## What the exercise asks:
Copy the lines below exactly. No picture goes into the copy.

▬▬▬

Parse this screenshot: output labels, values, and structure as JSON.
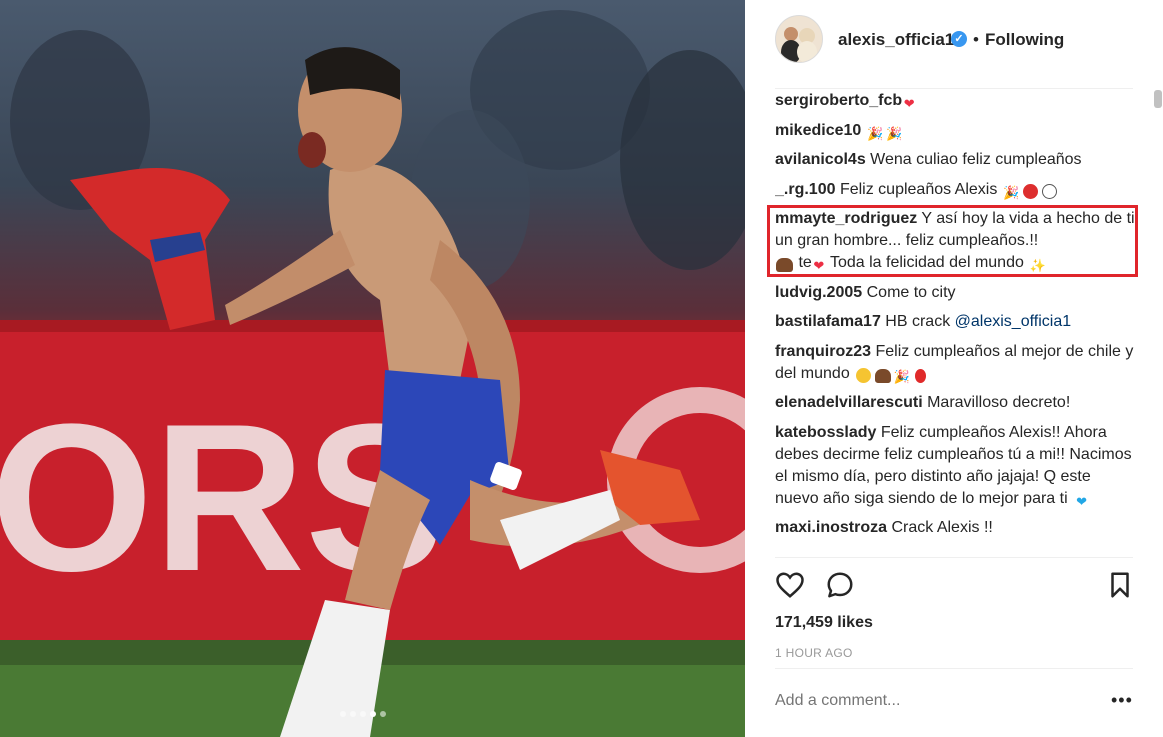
{
  "post": {
    "image_description_icon": "photo",
    "carousel": {
      "count": 5,
      "active_index": 3
    }
  },
  "header": {
    "username": "alexis_officia1",
    "verified_icon": "verified-badge-icon",
    "separator": "•",
    "follow_status": "Following"
  },
  "comments": [
    {
      "user": "sergiroberto_fcb",
      "text": "",
      "emoji": [
        "red-heart"
      ]
    },
    {
      "user": "mikedice10",
      "text": "",
      "emoji": [
        "party-popper",
        "party-popper"
      ]
    },
    {
      "user": "avilanicol4s",
      "text": "Wena culiao feliz cumpleaños",
      "emoji": []
    },
    {
      "user": "_.rg.100",
      "text": "Feliz cupleaños Alexis",
      "emoji": [
        "party-popper",
        "red-circle",
        "white-circle"
      ]
    },
    {
      "user": "mmayte_rodriguez",
      "text": "Y así hoy la vida a hecho de ti un gran hombre... feliz cumpleaños.!!",
      "text2": "te",
      "text3": "Toda la felicidad del mundo",
      "emoji": [
        "birthday-cake",
        "red-heart",
        "sparkles"
      ]
    },
    {
      "user": "ludvig.2005",
      "text": "Come to city",
      "emoji": []
    },
    {
      "user": "bastilafama17",
      "text": "HB crack",
      "mention": "@alexis_officia1",
      "emoji": []
    },
    {
      "user": "franquiroz23",
      "text": "Feliz cumpleaños al mejor de chile y del mundo",
      "emoji": [
        "grinning-face",
        "birthday-cake",
        "party-popper",
        "balloon"
      ]
    },
    {
      "user": "elenadelvillarescuti",
      "text": "Maravilloso decreto!",
      "emoji": []
    },
    {
      "user": "katebosslady",
      "text": "Feliz cumpleaños Alexis!! Ahora debes decirme feliz cumpleaños tú a mi!! Nacimos el mismo día, pero distinto año jajaja! Q este nuevo año siga siendo de lo mejor para ti",
      "emoji": [
        "blue-heart"
      ]
    },
    {
      "user": "maxi.inostroza",
      "text": "Crack Alexis !!",
      "emoji": []
    }
  ],
  "actions": {
    "like_icon": "heart-outline-icon",
    "comment_icon": "speech-bubble-icon",
    "save_icon": "bookmark-icon"
  },
  "likes": "171,459 likes",
  "timestamp": "1 HOUR AGO",
  "add_comment": {
    "placeholder": "Add a comment...",
    "more": "•••"
  },
  "colors": {
    "highlight_border": "#e0252b",
    "link": "#003569",
    "verified": "#3897f0"
  }
}
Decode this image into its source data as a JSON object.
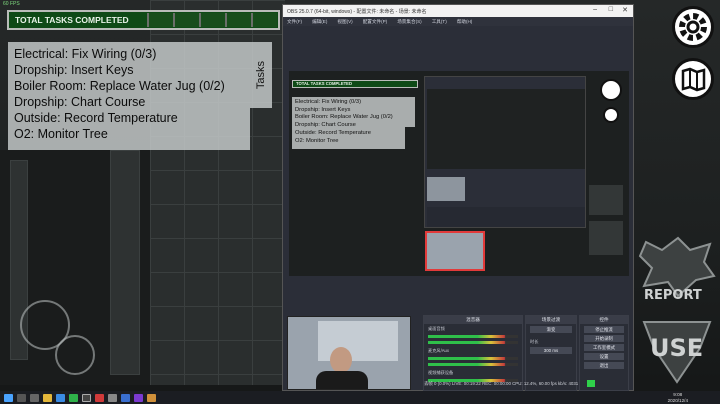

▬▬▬

## Answer for the task:
Parse this screenshot: output labels, values, and structure as JSON.
{
  "post": {
    "image_description_icon": "photo",
    "carousel": {
      "count": 5,
      "active_index": 3
    }
  },
  "header": {
    "username": "alexis_officia1",
    "verified_icon": "verified-badge-icon",
    "separator": "•",
    "follow_status": "Following"
  },
  "comments": [
    {
      "user": "sergiroberto_fcb",
      "text": "",
      "emoji": [
        "red-heart"
      ]
    },
    {
      "user": "mikedice10",
      "text": "",
      "emoji": [
        "party-popper",
        "party-popper"
      ]
    },
    {
      "user": "avilanicol4s",
      "text": "Wena culiao feliz cumpleaños",
      "emoji": []
    },
    {
      "user": "_.rg.100",
      "text": "Feliz cupleaños Alexis",
      "emoji": [
        "party-popper",
        "red-circle",
        "white-circle"
      ]
    },
    {
      "user": "mmayte_rodriguez",
      "text": "Y así hoy la vida a hecho de ti un gran hombre... feliz cumpleaños.!!",
      "text2": "te",
      "text3": "Toda la felicidad del mundo",
      "emoji": [
        "birthday-cake",
        "red-heart",
        "sparkles"
      ]
    },
    {
      "user": "ludvig.2005",
      "text": "Come to city",
      "emoji": []
    },
    {
      "user": "bastilafama17",
      "text": "HB crack",
      "mention": "@alexis_officia1",
      "emoji": []
    },
    {
      "user": "franquiroz23",
      "text": "Feliz cumpleaños al mejor de chile y del mundo",
      "emoji": [
        "grinning-face",
        "birthday-cake",
        "party-popper",
        "balloon"
      ]
    },
    {
      "user": "elenadelvillarescuti",
      "text": "Maravilloso decreto!",
      "emoji": []
    },
    {
      "user": "katebosslady",
      "text": "Feliz cumpleaños Alexis!! Ahora debes decirme feliz cumpleaños tú a mi!! Nacimos el mismo día, pero distinto año jajaja! Q este nuevo año siga siendo de lo mejor para ti",
      "emoji": [
        "blue-heart"
      ]
    },
    {
      "user": "maxi.inostroza",
      "text": "Crack Alexis !!",
      "emoji": []
    }
  ],
  "actions": {
    "like_icon": "heart-outline-icon",
    "comment_icon": "speech-bubble-icon",
    "save_icon": "bookmark-icon"
  },
  "likes": "171,459 likes",
  "timestamp": "1 HOUR AGO",
  "add_comment": {
    "placeholder": "Add a comment...",
    "more": "•••"
  },
  "colors": {
    "highlight_border": "#e0252b",
    "link": "#003569",
    "verified": "#3897f0"
  }
}
Decode this image into its source data as a JSON object.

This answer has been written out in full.